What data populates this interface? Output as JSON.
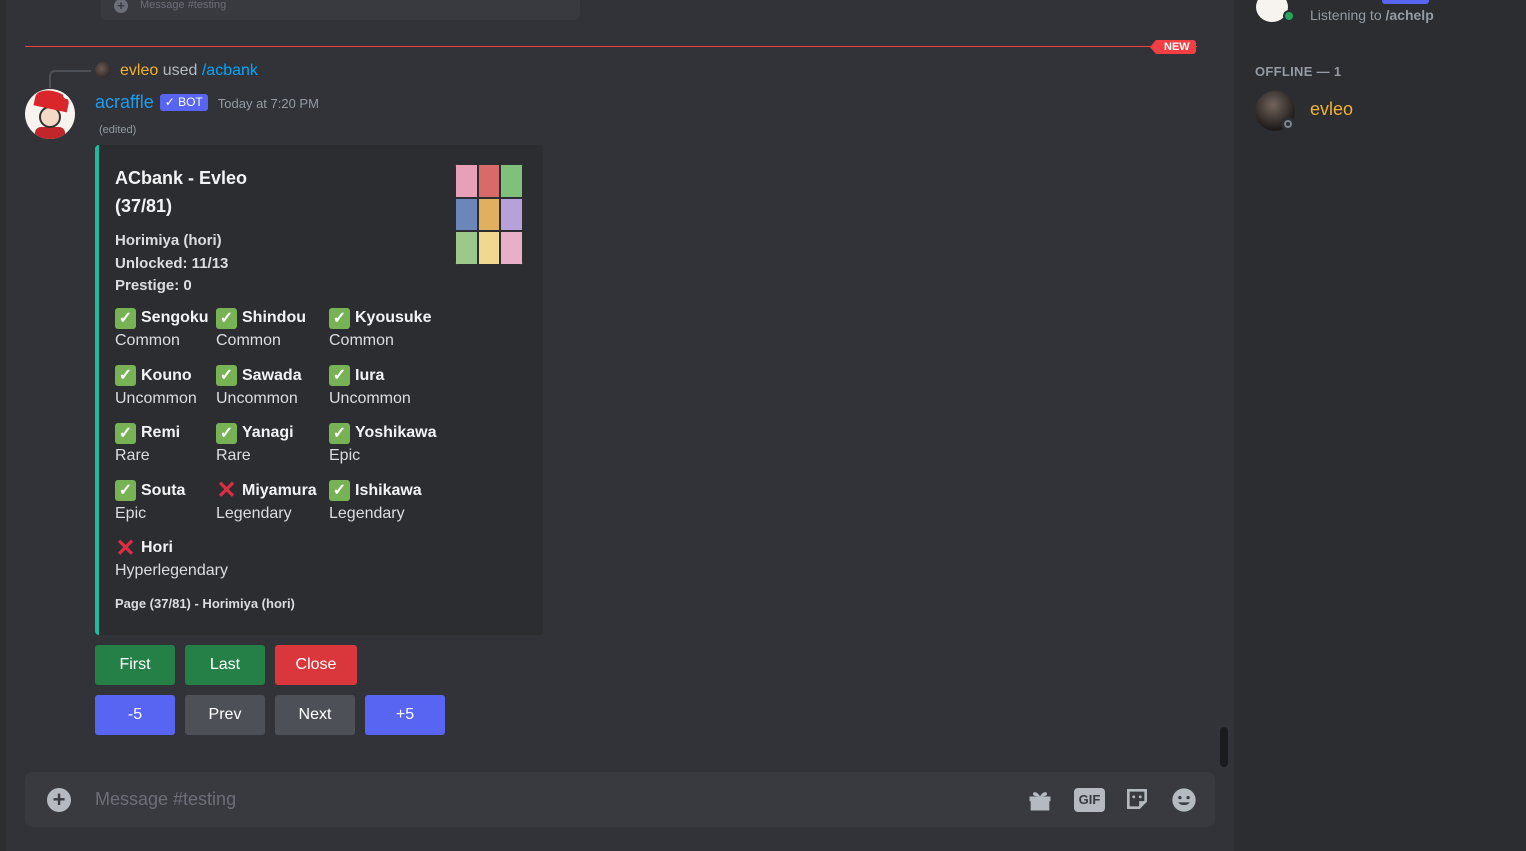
{
  "previous_input": {
    "placeholder": "Message #testing"
  },
  "divider": {
    "badge": "NEW"
  },
  "reply": {
    "user": "evleo",
    "used": "used",
    "command": "/acbank"
  },
  "message": {
    "author": "acraffle",
    "bot_tag": "✓ BOT",
    "timestamp": "Today at 7:20 PM",
    "edited": "(edited)"
  },
  "embed": {
    "accent_color": "#1abc9c",
    "title": "ACbank - Evleo (37/81)",
    "series": "Horimiya (hori)",
    "unlocked": "Unlocked: 11/13",
    "prestige": "Prestige: 0",
    "footer": "Page (37/81) - Horimiya (hori)",
    "characters": [
      {
        "name": "Sengoku",
        "rarity": "Common",
        "unlocked": true
      },
      {
        "name": "Shindou",
        "rarity": "Common",
        "unlocked": true
      },
      {
        "name": "Kyousuke",
        "rarity": "Common",
        "unlocked": true
      },
      {
        "name": "Kouno",
        "rarity": "Uncommon",
        "unlocked": true
      },
      {
        "name": "Sawada",
        "rarity": "Uncommon",
        "unlocked": true
      },
      {
        "name": "Iura",
        "rarity": "Uncommon",
        "unlocked": true
      },
      {
        "name": "Remi",
        "rarity": "Rare",
        "unlocked": true
      },
      {
        "name": "Yanagi",
        "rarity": "Rare",
        "unlocked": true
      },
      {
        "name": "Yoshikawa",
        "rarity": "Epic",
        "unlocked": true
      },
      {
        "name": "Souta",
        "rarity": "Epic",
        "unlocked": true
      },
      {
        "name": "Miyamura",
        "rarity": "Legendary",
        "unlocked": false
      },
      {
        "name": "Ishikawa",
        "rarity": "Legendary",
        "unlocked": true
      },
      {
        "name": "Hori",
        "rarity": "Hyperlegendary",
        "unlocked": false
      }
    ]
  },
  "buttons": {
    "row1": [
      {
        "label": "First",
        "style": "green"
      },
      {
        "label": "Last",
        "style": "green"
      },
      {
        "label": "Close",
        "style": "red"
      }
    ],
    "row2": [
      {
        "label": "-5",
        "style": "blurple"
      },
      {
        "label": "Prev",
        "style": "gray"
      },
      {
        "label": "Next",
        "style": "gray"
      },
      {
        "label": "+5",
        "style": "blurple"
      }
    ]
  },
  "composer": {
    "placeholder": "Message #testing",
    "gif_label": "GIF",
    "icons": [
      "add-icon",
      "gift-icon",
      "gif-icon",
      "sticker-icon",
      "emoji-icon"
    ]
  },
  "members": {
    "online_activity_prefix": "Listening to",
    "online_activity_value": "/achelp",
    "offline_header": "OFFLINE — 1",
    "offline_user": "evleo"
  },
  "colors": {
    "check": "#77b255",
    "cross": "#dd2e44",
    "new": "#f23f43",
    "link": "#00a8fc"
  }
}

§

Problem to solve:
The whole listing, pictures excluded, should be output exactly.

Task output:
What data populates this interface? Output as JSON.
{
  "previous_input": {
    "placeholder": "Message #testing"
  },
  "divider": {
    "badge": "NEW"
  },
  "reply": {
    "user": "evleo",
    "used": "used",
    "command": "/acbank"
  },
  "message": {
    "author": "acraffle",
    "bot_tag": "✓ BOT",
    "timestamp": "Today at 7:20 PM",
    "edited": "(edited)"
  },
  "embed": {
    "accent_color": "#1abc9c",
    "title": "ACbank - Evleo (37/81)",
    "series": "Horimiya (hori)",
    "unlocked": "Unlocked: 11/13",
    "prestige": "Prestige: 0",
    "footer": "Page (37/81) - Horimiya (hori)",
    "characters": [
      {
        "name": "Sengoku",
        "rarity": "Common",
        "unlocked": true
      },
      {
        "name": "Shindou",
        "rarity": "Common",
        "unlocked": true
      },
      {
        "name": "Kyousuke",
        "rarity": "Common",
        "unlocked": true
      },
      {
        "name": "Kouno",
        "rarity": "Uncommon",
        "unlocked": true
      },
      {
        "name": "Sawada",
        "rarity": "Uncommon",
        "unlocked": true
      },
      {
        "name": "Iura",
        "rarity": "Uncommon",
        "unlocked": true
      },
      {
        "name": "Remi",
        "rarity": "Rare",
        "unlocked": true
      },
      {
        "name": "Yanagi",
        "rarity": "Rare",
        "unlocked": true
      },
      {
        "name": "Yoshikawa",
        "rarity": "Epic",
        "unlocked": true
      },
      {
        "name": "Souta",
        "rarity": "Epic",
        "unlocked": true
      },
      {
        "name": "Miyamura",
        "rarity": "Legendary",
        "unlocked": false
      },
      {
        "name": "Ishikawa",
        "rarity": "Legendary",
        "unlocked": true
      },
      {
        "name": "Hori",
        "rarity": "Hyperlegendary",
        "unlocked": false
      }
    ]
  },
  "buttons": {
    "row1": [
      {
        "label": "First",
        "style": "green"
      },
      {
        "label": "Last",
        "style": "green"
      },
      {
        "label": "Close",
        "style": "red"
      }
    ],
    "row2": [
      {
        "label": "-5",
        "style": "blurple"
      },
      {
        "label": "Prev",
        "style": "gray"
      },
      {
        "label": "Next",
        "style": "gray"
      },
      {
        "label": "+5",
        "style": "blurple"
      }
    ]
  },
  "composer": {
    "placeholder": "Message #testing",
    "gif_label": "GIF",
    "icons": [
      "add-icon",
      "gift-icon",
      "gif-icon",
      "sticker-icon",
      "emoji-icon"
    ]
  },
  "members": {
    "online_activity_prefix": "Listening to",
    "online_activity_value": "/achelp",
    "offline_header": "OFFLINE — 1",
    "offline_user": "evleo"
  },
  "colors": {
    "check": "#77b255",
    "cross": "#dd2e44",
    "new": "#f23f43",
    "link": "#00a8fc"
  }
}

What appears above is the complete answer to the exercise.